The lyrical verses of “Lord, I Pray” are from a song called “I Pray”, written by Mariah Carey and Kenneth Crouch. We Sistas wrote the rap verses and the music was produced by Flexx. The song has been recorded for sometime now and we didn’t know if, how or when to share it. A few days before June 8th, we were talking with each other and both felt impressed to share the song on June 8, 2012, the anniversary of the Priesthood restoration in the LDS church. In 48 hours with labor, love and help the video was created and shared.

Yesterday on Sistas in Zion Radio! we were blessed to have Eugene Orr and Darius Gray on, (Listen here if you missed it.) they shared some of their stories of being Black and Mormon before 1978. Brother Orr being called “boy” by his bishop and being told that he was a descendant of Cain by his Patriarch and the brothas literally having to unshackle the chains that were trying to keep them from Priesthood Session.

We are blessed to know these brothas personally and to be able to call on them any day or hour that our spirits need to be lifted. We know well their stories and our lives and even if you don’t realize it, your lives have been blessed because of their Church service and duty God. With this legacy of pioneers, trail blazers, Church leaders, friends and family before us we feel like our offering is less than the widow’s mite. Nevertheless an offering we make and the glory we give to God.

Your Sistas in the Gospel,
Sista Beehive & Sista Laurel
  • Holla_back123

    Love it! Gotta love the Sistas with SOUL!

  • http://www.sistasinzion.com/ Sistas in Zion

    Thanks for the love our fellow SOUL SAINT!!

  • Babymakingmachine

    LOVE!!! Y’all seriously rock and have some talent! See y’all on CNN soon!

  • http://grannysuesnews.blogspot.com/ Sue

    I have so much respect and admiration for black members of the church who remained faithful in the face of such pain. I might well have gotten caught up in bitterness at the deprived blessings because the injustice of it all would have festered in me and been so hard to swallow.  They really must have been close to the spirit to just keep moving forward and holding on to hope that one day all would be made right.

    And what a joyful day that was.

  • ji

    I watched the video the other day — thanks!  The Gospel of Jesus Christ is wonderful…

  • http://www.sistasinzion.com/ Sistas in Zion

    Thanks for the support! The Gospel truly is amazing!

  • http://www.sistasinzion.com/ Sistas in Zion

    We have so much respect for them too, we are forever grateful for their examples of enduring faith.

  • http://www.sistasinzion.com/ Sistas in Zion

    Thanks girl! You’ll be the one CNN…lol, remember to take us with you though!

  • Niklas

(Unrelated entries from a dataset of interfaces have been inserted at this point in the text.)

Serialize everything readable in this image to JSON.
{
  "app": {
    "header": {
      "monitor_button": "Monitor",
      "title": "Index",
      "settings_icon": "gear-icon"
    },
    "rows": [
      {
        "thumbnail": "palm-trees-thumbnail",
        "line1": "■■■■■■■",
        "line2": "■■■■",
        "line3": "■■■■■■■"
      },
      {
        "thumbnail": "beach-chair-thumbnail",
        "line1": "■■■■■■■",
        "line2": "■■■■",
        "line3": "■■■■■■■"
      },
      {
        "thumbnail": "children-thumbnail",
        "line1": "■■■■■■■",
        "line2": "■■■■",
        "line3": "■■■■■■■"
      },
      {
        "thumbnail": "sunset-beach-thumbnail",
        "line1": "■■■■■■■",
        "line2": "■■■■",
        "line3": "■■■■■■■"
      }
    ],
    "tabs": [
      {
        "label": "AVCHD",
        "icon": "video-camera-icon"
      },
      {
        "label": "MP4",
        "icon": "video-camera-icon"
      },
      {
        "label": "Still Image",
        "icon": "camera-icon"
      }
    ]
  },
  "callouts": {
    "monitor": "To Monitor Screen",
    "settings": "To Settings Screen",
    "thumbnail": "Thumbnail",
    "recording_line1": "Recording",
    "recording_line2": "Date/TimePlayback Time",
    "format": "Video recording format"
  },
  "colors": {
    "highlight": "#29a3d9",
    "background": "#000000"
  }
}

    One indication of how successful you are with the song and video is that if you google “lord i pray – black mormon legacy” you will see among top results searches from amazon.com. People would want to buy your song.
    I totally understand why, the song is awesome.

  • http://www.sistasinzion.com/ Sistas in Zion

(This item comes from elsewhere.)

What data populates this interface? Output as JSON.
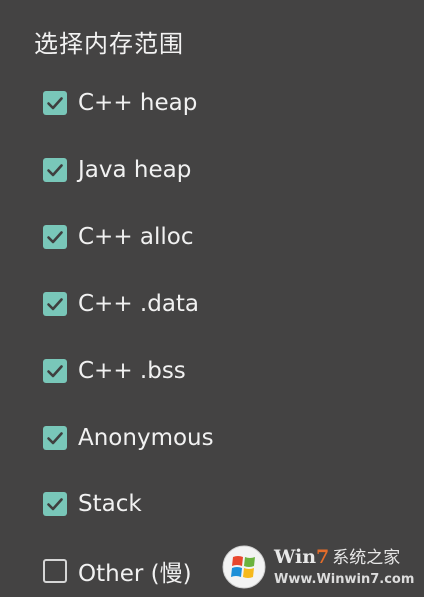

    We haven’t put the song up on itunes or anything like that yet, but that would be cool! Thanks for the info.

  • 1844 lvr

     Just out of curiosity, if the original exclusionary policy was a revelation from God, are black Mormons who passed away before the second revelation (abrogating the first) still condemned to a lesser heaven?

  • 1844 lvr

     Also, what did black people do in the late ’70s to finally deserve a change in policy?

  • CCC

     I know it’s a long time since you posted.  Maybe you’ll check for an answer again…
    1 – Black people have never been condemned to a lesser heaven.  ALL God’s children have equal access to the blessing of exaltation (highest levels of heaven) based upon their personal righteousness.
    2 – Please note that this is my personal opinion only, however this is what I think changed.
    Prior to the late 70′s, there was such extreme racism in the world, that if black people were being actively sought and baptized, I believe that the Church would have struggled to survive.  There needed to strength in numbers – literally.
    I think it’s possible that the delay was to allow the World to change IT’s attitude about equality. When the world became more tolerant, black people gained greater rights. That allowed active proselyting to occur without the likelihood of violence against blacks AND the Church.